Sighing Might Actually Be Keeping You Alive, According To Science
Do you have breathing problems? If not, it's probably because you're constantly sighing throughout the day.
California scientists determined sighing is a vital reflex in maintaining breathing ability.
Within the lungs are about 500 million alveoli, which are small, balloon-like pockets that control the flow of oxygen and carbon dioxide throughout the lungs, according to The Washington Post.
Alveoli sometimes collapse, and if that happens a lot, one's breathing can become significantly impaired.
Sighing re-inflates collapsed alveoli by taking in twice the amount of air as a normal breath.
Study co-author and University of California, Los Angeles Professor Jack Feldman said,
If you don't sigh every five minutes of so, the alveoli will slowly collapse, causing lung failure.
Scientists initially became aware of the importance of sighing by observing patients of the first iron lung devices, which are ventilators that allow people to breathe if they have lost the physical capacity to do so on their own.
The earliest of such devices did not provide patients with regular, extra-deep breaths, resulting in death.
Iron lung devices available today account for this previous mistake.
The researchers also conducted an experiment on mice to learn how the act of sighing is regulated within the brain, according to ScienceAlert.
Lab mice sigh up to 40 times an hour and reportedly possess neurological systems very similar to those of humans.
In a statement, study coauthor Mark Krasnow of Stanford University said,
Unlike a pacemaker that regulates only how fast we breathe, the brain's breathing center also controls the type of breath we take. It's made up of small numbers of different kinds of neurons. Each functions like a button that turns on a different type of breath. One button programs regular breaths, another sighs, and the others could be for yawns, sniffs, coughs and maybe even laughs and cries.
The researchers found increasing the presence of a certain type of neuropeptides, or molecules neurons use to communicate with each other, increased the animals' rate of sighing to 400 times an hour.
If they blocked the same types of neuropeptides, the mice stopped sighing altogether.
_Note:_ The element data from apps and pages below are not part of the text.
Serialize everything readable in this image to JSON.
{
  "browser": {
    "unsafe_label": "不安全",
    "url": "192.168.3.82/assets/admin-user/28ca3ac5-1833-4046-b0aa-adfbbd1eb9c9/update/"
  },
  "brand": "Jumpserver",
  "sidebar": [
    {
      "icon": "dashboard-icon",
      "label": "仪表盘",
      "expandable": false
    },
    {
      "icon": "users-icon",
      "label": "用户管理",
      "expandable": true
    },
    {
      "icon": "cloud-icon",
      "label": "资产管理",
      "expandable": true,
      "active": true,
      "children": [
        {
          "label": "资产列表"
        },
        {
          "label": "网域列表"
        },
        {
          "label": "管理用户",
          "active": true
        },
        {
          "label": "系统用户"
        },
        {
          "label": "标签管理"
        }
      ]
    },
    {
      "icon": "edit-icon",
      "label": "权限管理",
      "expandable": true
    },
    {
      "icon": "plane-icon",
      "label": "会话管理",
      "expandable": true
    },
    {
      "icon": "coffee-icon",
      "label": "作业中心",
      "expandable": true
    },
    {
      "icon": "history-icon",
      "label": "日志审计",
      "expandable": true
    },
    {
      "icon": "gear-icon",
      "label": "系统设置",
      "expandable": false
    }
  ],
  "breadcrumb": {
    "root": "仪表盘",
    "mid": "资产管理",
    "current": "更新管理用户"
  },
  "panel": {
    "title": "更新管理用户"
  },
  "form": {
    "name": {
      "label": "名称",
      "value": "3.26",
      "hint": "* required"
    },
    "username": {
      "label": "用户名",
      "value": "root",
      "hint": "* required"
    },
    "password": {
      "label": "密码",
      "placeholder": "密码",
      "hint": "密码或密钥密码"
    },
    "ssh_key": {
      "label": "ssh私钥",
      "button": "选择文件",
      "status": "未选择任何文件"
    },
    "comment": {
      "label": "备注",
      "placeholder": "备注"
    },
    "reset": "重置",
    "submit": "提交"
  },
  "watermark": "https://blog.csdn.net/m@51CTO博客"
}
The key to helping patients with impaired breathing may be drugs that target these neuropeptides.
Feldman couldn't give a definitive answer, however, as to why people sigh in emotional distress.
It may be that neurons in the brain areas that process emotion are triggering the release of the sigh neuropeptides — but we don't know that.
This study was originally published in Nature.
Citations: Scientists uncover the brain mechanism that makes you sigh (The Washington Post), Sighing is actually a life-saving reflex, and scientists have found the switch that controls it (Science Alert), A sigh's not just a sigh - it's a fundamental life-sustaining reflex (The Guardian), UCLA and Stanford researchers pinpoint origin of sighing reflex in the brain (UCLA Newsroom)